Assignment:
Please report every line in the entries that contains the string "JSON".

App and web page records:
++++

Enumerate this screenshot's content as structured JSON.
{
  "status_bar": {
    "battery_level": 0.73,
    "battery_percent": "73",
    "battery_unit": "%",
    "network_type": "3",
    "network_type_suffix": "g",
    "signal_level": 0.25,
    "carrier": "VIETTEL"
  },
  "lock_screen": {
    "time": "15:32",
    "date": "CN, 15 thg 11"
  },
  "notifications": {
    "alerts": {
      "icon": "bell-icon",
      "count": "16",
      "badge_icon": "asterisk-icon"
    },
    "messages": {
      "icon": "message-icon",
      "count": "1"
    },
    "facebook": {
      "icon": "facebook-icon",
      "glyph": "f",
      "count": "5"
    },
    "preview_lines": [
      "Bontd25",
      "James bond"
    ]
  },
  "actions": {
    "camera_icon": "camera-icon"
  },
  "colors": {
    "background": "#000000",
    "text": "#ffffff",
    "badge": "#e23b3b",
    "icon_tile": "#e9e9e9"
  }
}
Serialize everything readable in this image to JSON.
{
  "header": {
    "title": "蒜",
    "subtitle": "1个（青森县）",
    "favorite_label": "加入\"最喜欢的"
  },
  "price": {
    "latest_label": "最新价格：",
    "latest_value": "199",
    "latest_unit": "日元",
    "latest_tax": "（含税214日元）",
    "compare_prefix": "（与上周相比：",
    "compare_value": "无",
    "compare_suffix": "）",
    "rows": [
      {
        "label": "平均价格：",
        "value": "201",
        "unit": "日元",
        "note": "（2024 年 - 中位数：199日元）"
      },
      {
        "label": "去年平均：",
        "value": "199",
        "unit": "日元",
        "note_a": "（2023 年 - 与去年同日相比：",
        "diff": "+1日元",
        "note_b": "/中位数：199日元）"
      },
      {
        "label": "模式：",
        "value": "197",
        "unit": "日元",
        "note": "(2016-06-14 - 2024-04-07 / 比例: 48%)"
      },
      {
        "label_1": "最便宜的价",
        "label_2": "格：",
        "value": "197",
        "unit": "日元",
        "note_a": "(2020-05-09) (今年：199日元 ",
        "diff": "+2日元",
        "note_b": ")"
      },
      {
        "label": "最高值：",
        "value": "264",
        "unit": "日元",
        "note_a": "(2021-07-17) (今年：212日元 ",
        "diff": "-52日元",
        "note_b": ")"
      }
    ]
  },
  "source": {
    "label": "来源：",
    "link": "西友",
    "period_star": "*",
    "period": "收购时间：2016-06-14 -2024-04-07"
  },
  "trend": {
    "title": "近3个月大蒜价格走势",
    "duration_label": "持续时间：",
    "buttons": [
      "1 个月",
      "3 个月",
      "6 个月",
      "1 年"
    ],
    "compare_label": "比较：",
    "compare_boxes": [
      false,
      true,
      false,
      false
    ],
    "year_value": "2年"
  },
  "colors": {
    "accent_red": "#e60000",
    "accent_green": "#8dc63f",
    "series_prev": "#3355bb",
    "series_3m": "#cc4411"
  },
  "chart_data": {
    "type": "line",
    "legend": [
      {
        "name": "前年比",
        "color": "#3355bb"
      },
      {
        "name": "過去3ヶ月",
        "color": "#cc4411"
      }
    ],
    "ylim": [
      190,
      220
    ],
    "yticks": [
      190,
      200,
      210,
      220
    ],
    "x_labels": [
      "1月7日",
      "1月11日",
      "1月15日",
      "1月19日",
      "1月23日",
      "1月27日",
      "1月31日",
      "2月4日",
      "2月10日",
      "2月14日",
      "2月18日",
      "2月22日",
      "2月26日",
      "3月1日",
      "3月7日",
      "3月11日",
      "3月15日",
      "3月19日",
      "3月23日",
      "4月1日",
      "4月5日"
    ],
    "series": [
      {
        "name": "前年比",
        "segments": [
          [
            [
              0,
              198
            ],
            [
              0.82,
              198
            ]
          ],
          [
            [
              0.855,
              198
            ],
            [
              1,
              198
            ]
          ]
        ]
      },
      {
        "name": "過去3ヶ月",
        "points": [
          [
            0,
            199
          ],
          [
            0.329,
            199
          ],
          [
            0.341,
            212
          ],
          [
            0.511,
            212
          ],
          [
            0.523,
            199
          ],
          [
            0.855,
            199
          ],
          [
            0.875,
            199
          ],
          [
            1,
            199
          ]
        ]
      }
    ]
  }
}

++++

Response to this exercise:
Enumerate this screenshot's content as structured JSON.
Serialize everything readable in this image to JSON.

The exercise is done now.